There are three alternative, more ‘rational’, ways of thinking about the announcement of a tax increase. Suppose the current government budget deficit is not sustainable. Taxes either need to rise today, or tomorrow after more borrowing. The announcement then tells us about the timing of the tax increase. If Ricardian Equivalence held it would have no impact on lifetime discounted income, but if for many possible reasons it did not hold, then a tax increase today could depress consumer confidence. However, to the extent that confidence depended on the general economic situation, you would expect ‘bringing forward’ expenditure cuts to have a much greater impact than bringing forward tax increases (with the caveats noted above), because of consumption smoothing. In that case spending cuts should reduce confidence more than tax increases.

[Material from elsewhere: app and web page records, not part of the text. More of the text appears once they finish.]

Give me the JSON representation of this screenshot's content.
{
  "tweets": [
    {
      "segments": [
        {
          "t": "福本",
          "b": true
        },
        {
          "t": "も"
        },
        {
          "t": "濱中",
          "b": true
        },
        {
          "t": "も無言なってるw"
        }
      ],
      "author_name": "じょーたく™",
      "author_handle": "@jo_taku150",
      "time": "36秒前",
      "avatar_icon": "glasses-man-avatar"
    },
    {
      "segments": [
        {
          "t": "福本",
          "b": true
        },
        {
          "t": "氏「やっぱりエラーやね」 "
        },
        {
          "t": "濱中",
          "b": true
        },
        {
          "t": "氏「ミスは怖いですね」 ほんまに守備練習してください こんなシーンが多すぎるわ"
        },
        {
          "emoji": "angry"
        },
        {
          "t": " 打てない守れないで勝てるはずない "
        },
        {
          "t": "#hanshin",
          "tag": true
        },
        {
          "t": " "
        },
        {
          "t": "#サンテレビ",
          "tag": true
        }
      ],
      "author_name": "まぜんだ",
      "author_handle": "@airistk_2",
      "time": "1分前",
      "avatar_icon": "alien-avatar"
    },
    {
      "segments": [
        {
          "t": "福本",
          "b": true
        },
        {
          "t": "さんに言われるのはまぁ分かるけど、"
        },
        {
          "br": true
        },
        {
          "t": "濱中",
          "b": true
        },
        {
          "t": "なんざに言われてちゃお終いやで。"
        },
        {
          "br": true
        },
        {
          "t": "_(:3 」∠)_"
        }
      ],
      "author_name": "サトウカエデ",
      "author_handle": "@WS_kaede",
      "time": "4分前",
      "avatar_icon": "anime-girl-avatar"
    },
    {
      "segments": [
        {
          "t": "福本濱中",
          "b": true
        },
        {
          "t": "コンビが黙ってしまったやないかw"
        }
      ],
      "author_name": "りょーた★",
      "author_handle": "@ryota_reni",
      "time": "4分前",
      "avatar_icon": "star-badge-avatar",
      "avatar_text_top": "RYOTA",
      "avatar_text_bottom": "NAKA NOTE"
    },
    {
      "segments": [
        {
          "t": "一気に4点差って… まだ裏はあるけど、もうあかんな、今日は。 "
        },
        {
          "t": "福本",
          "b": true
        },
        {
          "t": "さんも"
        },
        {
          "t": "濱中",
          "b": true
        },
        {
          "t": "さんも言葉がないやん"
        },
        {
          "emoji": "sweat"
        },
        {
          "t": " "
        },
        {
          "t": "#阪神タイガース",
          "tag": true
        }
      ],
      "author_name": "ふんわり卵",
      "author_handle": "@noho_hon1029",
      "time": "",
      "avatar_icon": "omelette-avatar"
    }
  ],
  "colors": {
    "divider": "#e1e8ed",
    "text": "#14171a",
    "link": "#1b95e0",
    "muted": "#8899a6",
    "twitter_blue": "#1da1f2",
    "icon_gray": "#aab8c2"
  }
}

A second possibility is that a tax increase could signal something about the future economic situation. Perhaps the consumer had thought the deficit was sustainable because they were optimistic about future growth, but the tax increase told them to be less optimistic. Reduced optimism could lead to reduced confidence. To the extent that the fiscal action conveys information about future pre-tax incomes, the tax increase conveys the same information as a spending cut.

A final possibility, which is generally ignored when discussing the plausibility of Ricardian Equivalence, is that the announcement of a tax increase tells consumers about the composition of any consolidation. Suppose again that the deficit is unsustainable. Either taxes have to rise or spending fall, but the consumer does not know which of these will happen. If spending is then cut, this tells the consumer that taxes will not rise, which in terms of the consumer’s own income would represent a plus. So in that case a spending cut could increase consumer confidence.

Trying to evaluate the impact of past fiscal actions is complicated, in large part because it is difficult to know what the counterfactual was, or what people thought the counterfactual was. Were changes thought to temporary or permanent? (Governments hardly ever say, and even if they did would they be trusted?) To what extent do people internalise the government’s budget constraint? If they do, are fiscal changes telling us about the timing of taxes or spending, or their mix, or something else? It seems to me that these difficulties arise whether we are trying to assess the impact of fiscal changes on confidence, or on activity itself.